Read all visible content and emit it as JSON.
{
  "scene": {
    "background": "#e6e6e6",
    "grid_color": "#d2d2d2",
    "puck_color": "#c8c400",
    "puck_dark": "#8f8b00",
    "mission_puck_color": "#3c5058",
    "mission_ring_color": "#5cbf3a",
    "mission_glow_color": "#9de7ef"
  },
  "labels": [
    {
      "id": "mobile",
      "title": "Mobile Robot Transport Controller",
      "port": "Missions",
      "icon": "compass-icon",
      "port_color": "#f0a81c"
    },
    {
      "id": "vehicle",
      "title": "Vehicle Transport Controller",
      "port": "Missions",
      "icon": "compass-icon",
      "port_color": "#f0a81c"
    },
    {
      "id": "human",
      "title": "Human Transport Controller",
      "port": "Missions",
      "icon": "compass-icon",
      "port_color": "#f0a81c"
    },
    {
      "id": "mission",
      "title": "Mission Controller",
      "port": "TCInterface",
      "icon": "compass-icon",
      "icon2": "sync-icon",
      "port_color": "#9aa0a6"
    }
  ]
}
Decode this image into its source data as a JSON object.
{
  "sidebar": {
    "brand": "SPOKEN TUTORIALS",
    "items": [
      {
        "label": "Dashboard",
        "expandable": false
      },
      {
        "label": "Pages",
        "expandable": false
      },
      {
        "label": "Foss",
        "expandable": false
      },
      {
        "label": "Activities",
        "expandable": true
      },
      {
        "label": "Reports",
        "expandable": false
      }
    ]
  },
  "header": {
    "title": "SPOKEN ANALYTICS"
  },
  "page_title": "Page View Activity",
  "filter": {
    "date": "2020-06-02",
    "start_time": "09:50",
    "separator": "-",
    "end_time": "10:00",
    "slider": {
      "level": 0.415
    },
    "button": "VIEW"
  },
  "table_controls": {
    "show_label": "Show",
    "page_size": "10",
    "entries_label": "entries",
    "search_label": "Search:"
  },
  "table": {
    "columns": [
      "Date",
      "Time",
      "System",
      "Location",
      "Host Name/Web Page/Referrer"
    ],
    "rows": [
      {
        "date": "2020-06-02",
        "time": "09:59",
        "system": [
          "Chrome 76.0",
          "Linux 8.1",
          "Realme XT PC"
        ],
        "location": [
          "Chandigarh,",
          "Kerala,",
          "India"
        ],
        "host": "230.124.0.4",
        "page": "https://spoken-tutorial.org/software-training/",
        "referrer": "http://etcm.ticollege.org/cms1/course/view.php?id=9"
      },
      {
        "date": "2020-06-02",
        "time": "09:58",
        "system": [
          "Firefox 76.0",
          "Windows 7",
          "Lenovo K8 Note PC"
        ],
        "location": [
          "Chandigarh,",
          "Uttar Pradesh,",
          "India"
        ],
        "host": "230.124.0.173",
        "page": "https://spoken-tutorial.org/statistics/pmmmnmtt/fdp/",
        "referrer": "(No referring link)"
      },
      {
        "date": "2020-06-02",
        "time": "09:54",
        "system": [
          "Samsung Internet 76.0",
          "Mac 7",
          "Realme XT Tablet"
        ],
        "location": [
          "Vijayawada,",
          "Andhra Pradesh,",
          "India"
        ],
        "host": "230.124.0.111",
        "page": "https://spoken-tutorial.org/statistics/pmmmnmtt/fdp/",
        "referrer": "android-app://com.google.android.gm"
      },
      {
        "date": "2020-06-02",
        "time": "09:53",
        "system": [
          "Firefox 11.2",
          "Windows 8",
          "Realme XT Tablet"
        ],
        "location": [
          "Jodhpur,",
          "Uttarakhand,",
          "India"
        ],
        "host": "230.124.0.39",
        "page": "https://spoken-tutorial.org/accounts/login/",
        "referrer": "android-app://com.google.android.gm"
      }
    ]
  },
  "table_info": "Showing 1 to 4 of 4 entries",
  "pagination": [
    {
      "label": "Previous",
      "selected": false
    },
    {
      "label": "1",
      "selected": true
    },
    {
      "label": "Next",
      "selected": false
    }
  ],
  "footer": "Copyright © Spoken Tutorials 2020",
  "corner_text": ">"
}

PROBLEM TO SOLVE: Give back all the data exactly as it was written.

THE COMPLETED TASK:
Read all visible content and emit it as JSON.
{
  "scene": {
    "background": "#e6e6e6",
    "grid_color": "#d2d2d2",
    "puck_color": "#c8c400",
    "puck_dark": "#8f8b00",
    "mission_puck_color": "#3c5058",
    "mission_ring_color": "#5cbf3a",
    "mission_glow_color": "#9de7ef"
  },
  "labels": [
    {
      "id": "mobile",
      "title": "Mobile Robot Transport Controller",
      "port": "Missions",
      "icon": "compass-icon",
      "port_color": "#f0a81c"
    },
    {
      "id": "vehicle",
      "title": "Vehicle Transport Controller",
      "port": "Missions",
      "icon": "compass-icon",
      "port_color": "#f0a81c"
    },
    {
      "id": "human",
      "title": "Human Transport Controller",
      "port": "Missions",
      "icon": "compass-icon",
      "port_color": "#f0a81c"
    },
    {
      "id": "mission",
      "title": "Mission Controller",
      "port": "TCInterface",
      "icon": "compass-icon",
      "icon2": "sync-icon",
      "port_color": "#9aa0a6"
    }
  ]
}
Decode this image into its source data as a JSON object.
{
  "sidebar": {
    "brand": "SPOKEN TUTORIALS",
    "items": [
      {
        "label": "Dashboard",
        "expandable": false
      },
      {
        "label": "Pages",
        "expandable": false
      },
      {
        "label": "Foss",
        "expandable": false
      },
      {
        "label": "Activities",
        "expandable": true
      },
      {
        "label": "Reports",
        "expandable": false
      }
    ]
  },
  "header": {
    "title": "SPOKEN ANALYTICS"
  },
  "page_title": "Page View Activity",
  "filter": {
    "date": "2020-06-02",
    "start_time": "09:50",
    "separator": "-",
    "end_time": "10:00",
    "slider": {
      "level": 0.415
    },
    "button": "VIEW"
  },
  "table_controls": {
    "show_label": "Show",
    "page_size": "10",
    "entries_label": "entries",
    "search_label": "Search:"
  },
  "table": {
    "columns": [
      "Date",
      "Time",
      "System",
      "Location",
      "Host Name/Web Page/Referrer"
    ],
    "rows": [
      {
        "date": "2020-06-02",
        "time": "09:59",
        "system": [
          "Chrome 76.0",
          "Linux 8.1",
          "Realme XT PC"
        ],
        "location": [
          "Chandigarh,",
          "Kerala,",
          "India"
        ],
        "host": "230.124.0.4",
        "page": "https://spoken-tutorial.org/software-training/",
        "referrer": "http://etcm.ticollege.org/cms1/course/view.php?id=9"
      },
      {
        "date": "2020-06-02",
        "time": "09:58",
        "system": [
          "Firefox 76.0",
          "Windows 7",
          "Lenovo K8 Note PC"
        ],
        "location": [
          "Chandigarh,",
          "Uttar Pradesh,",
          "India"
        ],
        "host": "230.124.0.173",
        "page": "https://spoken-tutorial.org/statistics/pmmmnmtt/fdp/",
        "referrer": "(No referring link)"
      },
      {
        "date": "2020-06-02",
        "time": "09:54",
        "system": [
          "Samsung Internet 76.0",
          "Mac 7",
          "Realme XT Tablet"
        ],
        "location": [
          "Vijayawada,",
          "Andhra Pradesh,",
          "India"
        ],
        "host": "230.124.0.111",
        "page": "https://spoken-tutorial.org/statistics/pmmmnmtt/fdp/",
        "referrer": "android-app://com.google.android.gm"
      },
      {
        "date": "2020-06-02",
        "time": "09:53",
        "system": [
          "Firefox 11.2",
          "Windows 8",
          "Realme XT Tablet"
        ],
        "location": [
          "Jodhpur,",
          "Uttarakhand,",
          "India"
        ],
        "host": "230.124.0.39",
        "page": "https://spoken-tutorial.org/accounts/login/",
        "referrer": "android-app://com.google.android.gm"
      }
    ]
  },
  "table_info": "Showing 1 to 4 of 4 entries",
  "pagination": [
    {
      "label": "Previous",
      "selected": false
    },
    {
      "label": "1",
      "selected": true
    },
    {
      "label": "Next",
      "selected": false
    }
  ],
  "footer": "Copyright © Spoken Tutorials 2020",
  "corner_text": ">"
}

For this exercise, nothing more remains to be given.